■ **What is being asked**
Look through the data that follows and copy each line with the string "Desktop".

::: Study material :::

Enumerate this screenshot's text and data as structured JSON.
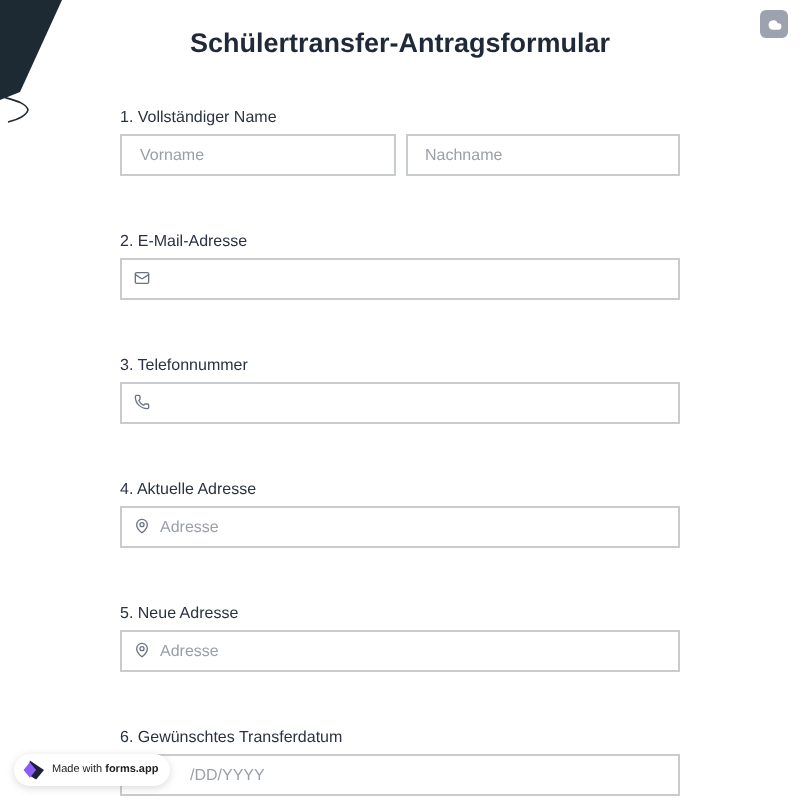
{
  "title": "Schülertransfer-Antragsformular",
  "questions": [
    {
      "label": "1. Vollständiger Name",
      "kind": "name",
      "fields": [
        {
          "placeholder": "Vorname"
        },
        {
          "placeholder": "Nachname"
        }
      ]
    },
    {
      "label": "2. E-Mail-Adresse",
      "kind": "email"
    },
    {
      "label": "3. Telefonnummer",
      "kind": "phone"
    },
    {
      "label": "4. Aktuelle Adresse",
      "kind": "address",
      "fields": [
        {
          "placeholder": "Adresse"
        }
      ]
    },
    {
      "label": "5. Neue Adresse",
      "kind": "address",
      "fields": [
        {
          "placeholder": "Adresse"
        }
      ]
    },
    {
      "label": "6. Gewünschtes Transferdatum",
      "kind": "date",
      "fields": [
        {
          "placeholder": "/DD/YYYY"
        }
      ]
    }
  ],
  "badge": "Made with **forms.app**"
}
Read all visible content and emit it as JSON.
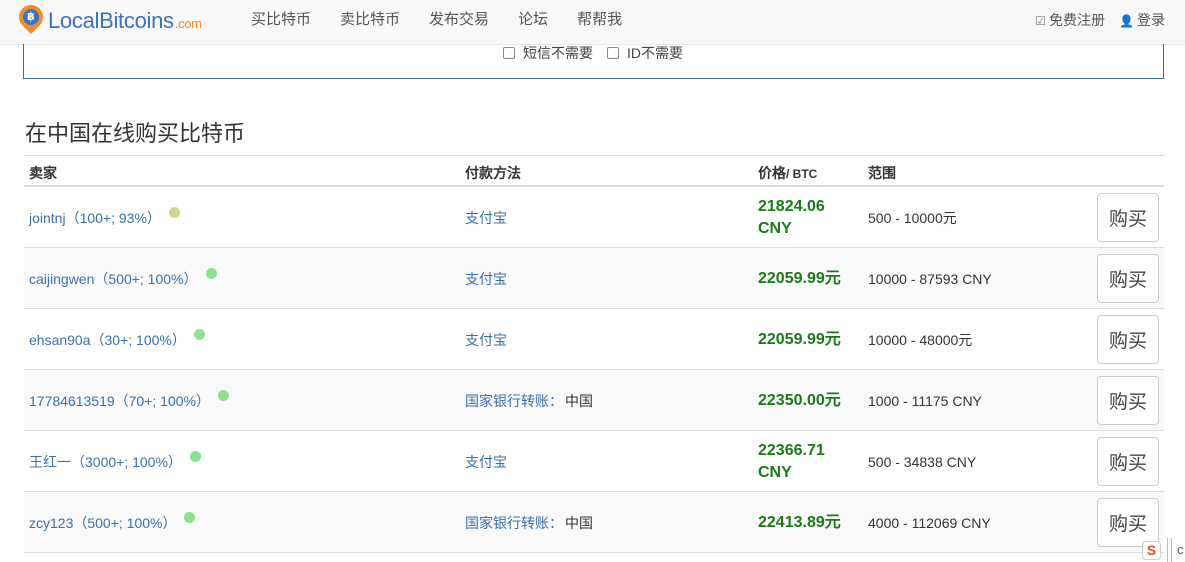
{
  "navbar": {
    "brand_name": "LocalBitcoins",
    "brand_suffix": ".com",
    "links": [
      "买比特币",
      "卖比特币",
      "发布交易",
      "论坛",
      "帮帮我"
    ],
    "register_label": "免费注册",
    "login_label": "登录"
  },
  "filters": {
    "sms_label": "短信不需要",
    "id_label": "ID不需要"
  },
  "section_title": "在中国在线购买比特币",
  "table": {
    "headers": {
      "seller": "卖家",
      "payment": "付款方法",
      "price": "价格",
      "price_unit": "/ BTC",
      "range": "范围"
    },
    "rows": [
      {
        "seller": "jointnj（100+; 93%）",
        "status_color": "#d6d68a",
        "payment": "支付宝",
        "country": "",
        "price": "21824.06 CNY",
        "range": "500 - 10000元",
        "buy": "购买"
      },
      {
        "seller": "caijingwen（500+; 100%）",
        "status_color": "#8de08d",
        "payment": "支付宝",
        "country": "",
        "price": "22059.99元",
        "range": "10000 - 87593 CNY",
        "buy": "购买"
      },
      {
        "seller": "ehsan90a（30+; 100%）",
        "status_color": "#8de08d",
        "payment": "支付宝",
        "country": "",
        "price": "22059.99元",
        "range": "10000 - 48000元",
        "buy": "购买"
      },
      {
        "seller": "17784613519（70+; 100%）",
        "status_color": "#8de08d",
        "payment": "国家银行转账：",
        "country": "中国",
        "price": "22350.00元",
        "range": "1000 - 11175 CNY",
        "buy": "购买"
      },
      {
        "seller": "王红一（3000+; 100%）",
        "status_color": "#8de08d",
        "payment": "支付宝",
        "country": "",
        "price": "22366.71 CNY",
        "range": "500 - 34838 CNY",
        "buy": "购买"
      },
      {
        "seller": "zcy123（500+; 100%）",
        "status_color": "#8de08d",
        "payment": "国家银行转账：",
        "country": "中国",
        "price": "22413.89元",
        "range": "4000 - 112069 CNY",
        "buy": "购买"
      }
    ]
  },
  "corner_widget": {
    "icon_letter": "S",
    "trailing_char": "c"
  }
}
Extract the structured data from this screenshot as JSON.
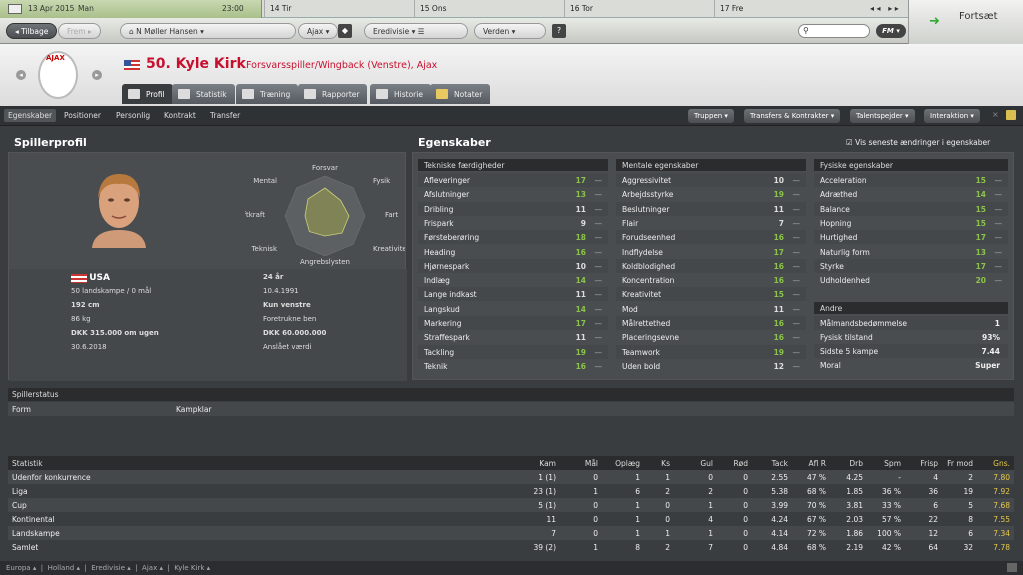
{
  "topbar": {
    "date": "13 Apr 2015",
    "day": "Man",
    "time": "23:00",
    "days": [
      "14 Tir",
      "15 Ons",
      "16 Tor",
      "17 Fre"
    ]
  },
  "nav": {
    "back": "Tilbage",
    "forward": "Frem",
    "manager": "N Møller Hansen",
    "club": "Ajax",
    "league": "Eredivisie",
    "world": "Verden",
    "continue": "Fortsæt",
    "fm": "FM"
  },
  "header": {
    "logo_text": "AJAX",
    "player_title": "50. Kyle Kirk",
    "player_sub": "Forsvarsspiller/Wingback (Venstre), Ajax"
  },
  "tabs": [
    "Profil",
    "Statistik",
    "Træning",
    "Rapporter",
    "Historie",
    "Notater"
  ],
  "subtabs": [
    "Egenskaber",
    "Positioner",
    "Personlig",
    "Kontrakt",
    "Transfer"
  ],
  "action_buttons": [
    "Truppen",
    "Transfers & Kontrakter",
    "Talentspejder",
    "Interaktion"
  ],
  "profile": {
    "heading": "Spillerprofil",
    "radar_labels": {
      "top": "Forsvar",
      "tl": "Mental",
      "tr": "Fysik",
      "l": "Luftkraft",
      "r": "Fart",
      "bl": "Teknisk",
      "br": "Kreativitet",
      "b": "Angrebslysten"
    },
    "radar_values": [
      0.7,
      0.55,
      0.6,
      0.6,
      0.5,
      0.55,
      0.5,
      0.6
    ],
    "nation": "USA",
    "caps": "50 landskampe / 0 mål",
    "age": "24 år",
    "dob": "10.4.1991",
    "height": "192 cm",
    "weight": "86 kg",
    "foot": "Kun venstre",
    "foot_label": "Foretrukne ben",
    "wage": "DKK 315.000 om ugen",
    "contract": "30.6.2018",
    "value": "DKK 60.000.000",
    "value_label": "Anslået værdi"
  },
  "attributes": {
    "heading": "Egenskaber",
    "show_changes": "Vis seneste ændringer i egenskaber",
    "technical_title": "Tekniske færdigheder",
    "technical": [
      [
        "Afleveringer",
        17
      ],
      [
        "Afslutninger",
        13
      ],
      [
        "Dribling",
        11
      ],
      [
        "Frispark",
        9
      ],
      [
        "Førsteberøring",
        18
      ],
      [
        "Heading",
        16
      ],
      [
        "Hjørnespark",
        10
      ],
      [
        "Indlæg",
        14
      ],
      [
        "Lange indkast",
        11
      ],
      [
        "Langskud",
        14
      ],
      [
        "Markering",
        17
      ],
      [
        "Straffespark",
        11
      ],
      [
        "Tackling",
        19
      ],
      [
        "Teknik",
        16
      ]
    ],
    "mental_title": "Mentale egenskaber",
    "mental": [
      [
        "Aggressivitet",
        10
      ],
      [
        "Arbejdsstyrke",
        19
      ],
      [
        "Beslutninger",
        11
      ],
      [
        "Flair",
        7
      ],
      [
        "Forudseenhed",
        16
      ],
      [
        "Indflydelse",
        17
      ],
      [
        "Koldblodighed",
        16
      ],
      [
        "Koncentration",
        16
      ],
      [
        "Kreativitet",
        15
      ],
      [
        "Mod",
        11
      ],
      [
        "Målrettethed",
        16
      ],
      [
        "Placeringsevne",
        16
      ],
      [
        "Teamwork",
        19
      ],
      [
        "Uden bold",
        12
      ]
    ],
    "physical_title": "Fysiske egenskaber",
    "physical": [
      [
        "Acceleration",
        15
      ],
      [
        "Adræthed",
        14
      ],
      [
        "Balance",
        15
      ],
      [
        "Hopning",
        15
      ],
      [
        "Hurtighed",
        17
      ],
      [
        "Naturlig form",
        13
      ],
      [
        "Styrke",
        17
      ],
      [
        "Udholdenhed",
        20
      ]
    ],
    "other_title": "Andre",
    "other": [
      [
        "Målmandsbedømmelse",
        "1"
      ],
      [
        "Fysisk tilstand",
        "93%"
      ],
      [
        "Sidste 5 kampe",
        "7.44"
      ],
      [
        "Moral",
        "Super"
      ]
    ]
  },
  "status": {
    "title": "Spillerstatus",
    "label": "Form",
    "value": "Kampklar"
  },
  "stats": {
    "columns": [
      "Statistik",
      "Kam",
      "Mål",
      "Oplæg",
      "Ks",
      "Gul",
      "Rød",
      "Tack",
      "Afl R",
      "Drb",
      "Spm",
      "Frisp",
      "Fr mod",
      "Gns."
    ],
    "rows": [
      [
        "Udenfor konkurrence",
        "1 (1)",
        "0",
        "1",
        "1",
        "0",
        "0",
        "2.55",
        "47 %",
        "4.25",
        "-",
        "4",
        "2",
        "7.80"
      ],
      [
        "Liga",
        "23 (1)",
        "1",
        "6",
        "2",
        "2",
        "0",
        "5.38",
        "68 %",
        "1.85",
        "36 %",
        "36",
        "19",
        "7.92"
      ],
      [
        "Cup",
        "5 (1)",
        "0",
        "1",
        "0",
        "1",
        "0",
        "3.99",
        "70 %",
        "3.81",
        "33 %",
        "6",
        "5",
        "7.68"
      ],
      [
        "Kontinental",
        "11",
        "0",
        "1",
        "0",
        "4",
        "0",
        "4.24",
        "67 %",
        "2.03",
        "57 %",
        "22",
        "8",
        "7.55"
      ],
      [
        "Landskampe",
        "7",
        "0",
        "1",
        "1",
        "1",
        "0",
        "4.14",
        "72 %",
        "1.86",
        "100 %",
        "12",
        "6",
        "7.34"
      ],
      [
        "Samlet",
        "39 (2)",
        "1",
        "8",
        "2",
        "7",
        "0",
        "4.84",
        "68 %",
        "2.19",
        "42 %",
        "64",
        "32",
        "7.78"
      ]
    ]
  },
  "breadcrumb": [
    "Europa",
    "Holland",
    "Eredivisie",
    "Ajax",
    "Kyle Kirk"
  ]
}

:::
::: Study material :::

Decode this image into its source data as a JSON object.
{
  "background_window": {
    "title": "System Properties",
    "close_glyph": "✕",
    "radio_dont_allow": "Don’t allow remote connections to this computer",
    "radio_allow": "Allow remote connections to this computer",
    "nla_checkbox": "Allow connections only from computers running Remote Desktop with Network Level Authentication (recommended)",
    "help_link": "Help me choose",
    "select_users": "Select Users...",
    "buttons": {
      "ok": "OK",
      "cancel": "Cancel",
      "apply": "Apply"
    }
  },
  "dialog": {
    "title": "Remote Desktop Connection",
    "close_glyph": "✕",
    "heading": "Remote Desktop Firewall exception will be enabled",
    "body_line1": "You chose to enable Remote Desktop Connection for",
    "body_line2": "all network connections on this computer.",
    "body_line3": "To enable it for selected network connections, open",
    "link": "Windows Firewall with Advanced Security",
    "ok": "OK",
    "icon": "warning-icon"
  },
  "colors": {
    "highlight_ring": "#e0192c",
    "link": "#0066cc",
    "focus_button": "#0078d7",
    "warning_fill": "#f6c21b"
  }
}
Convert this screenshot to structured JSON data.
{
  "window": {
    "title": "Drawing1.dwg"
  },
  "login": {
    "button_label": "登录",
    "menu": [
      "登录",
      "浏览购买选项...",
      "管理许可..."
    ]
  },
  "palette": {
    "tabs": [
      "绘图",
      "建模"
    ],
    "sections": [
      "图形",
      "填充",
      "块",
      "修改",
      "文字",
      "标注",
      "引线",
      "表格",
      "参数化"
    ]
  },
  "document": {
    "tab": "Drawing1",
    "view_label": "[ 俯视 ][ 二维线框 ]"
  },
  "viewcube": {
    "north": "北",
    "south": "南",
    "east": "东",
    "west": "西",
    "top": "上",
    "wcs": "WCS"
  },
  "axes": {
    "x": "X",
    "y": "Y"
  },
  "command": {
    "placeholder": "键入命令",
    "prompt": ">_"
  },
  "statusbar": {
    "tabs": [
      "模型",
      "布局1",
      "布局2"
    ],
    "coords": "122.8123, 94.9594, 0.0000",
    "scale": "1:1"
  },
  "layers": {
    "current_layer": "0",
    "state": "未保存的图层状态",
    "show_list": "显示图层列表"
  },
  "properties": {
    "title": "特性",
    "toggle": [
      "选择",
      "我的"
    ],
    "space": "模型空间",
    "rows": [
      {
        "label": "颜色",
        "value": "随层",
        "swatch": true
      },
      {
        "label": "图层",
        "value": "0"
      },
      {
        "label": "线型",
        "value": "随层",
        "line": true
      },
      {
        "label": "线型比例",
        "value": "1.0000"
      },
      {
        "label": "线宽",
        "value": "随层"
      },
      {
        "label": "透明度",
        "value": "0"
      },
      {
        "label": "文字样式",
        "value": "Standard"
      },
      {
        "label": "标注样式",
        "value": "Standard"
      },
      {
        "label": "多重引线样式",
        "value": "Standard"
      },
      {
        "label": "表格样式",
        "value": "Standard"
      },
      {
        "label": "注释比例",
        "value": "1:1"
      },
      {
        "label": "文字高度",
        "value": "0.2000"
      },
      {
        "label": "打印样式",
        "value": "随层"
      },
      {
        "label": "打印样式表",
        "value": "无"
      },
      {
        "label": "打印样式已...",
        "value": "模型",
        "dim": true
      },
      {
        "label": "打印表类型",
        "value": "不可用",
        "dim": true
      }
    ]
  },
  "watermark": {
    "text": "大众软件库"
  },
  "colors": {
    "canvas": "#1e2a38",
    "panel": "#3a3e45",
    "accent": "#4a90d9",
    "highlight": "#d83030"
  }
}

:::
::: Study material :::

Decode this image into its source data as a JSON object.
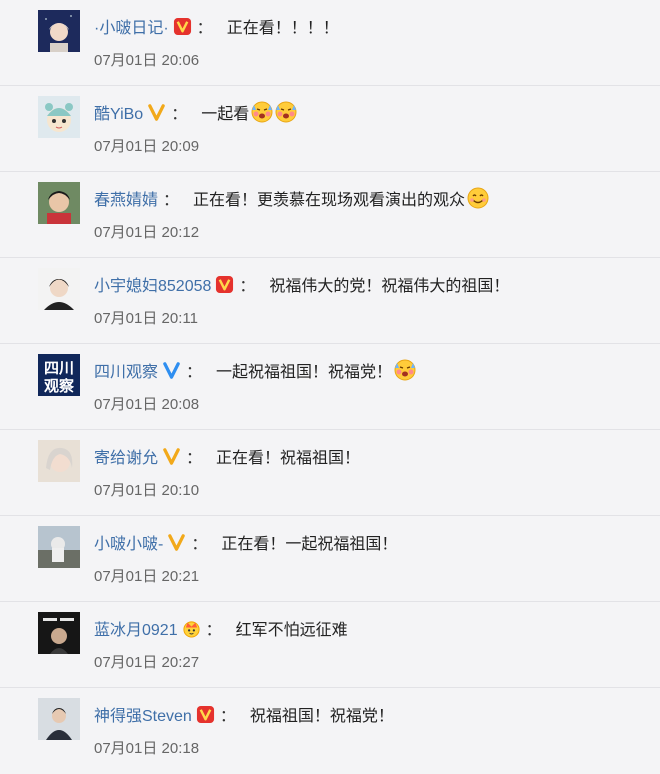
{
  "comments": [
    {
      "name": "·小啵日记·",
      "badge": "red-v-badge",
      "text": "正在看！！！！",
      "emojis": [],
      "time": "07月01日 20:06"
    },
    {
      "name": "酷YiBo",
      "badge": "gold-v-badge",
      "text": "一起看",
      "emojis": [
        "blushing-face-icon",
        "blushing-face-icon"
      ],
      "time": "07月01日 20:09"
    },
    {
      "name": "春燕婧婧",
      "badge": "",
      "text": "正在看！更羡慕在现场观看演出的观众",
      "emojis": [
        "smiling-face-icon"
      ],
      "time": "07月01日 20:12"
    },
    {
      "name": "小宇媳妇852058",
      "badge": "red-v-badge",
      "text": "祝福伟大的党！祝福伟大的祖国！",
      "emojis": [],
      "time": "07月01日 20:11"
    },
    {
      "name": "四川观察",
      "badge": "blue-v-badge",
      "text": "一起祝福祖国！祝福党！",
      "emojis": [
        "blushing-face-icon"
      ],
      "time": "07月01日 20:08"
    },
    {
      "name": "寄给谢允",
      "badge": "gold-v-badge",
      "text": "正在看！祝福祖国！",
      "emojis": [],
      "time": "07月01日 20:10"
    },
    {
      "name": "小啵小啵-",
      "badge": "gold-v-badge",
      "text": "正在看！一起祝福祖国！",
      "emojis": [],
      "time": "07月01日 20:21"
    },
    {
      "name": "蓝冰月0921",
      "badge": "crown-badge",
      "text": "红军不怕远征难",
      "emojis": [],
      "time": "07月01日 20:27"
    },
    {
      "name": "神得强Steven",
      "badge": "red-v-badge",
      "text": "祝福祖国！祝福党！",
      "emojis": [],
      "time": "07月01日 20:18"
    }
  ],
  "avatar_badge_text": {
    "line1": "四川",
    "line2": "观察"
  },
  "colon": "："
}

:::

■ **Task answer**
    "nla_checkbox": "Allow connections only from computers running Remote Desktop with Network Level Authentication (recommended)",
    "title": "Remote Desktop Connection",
    "heading": "Remote Desktop Firewall exception will be enabled",
    "body_line1": "You chose to enable Remote Desktop Connection for",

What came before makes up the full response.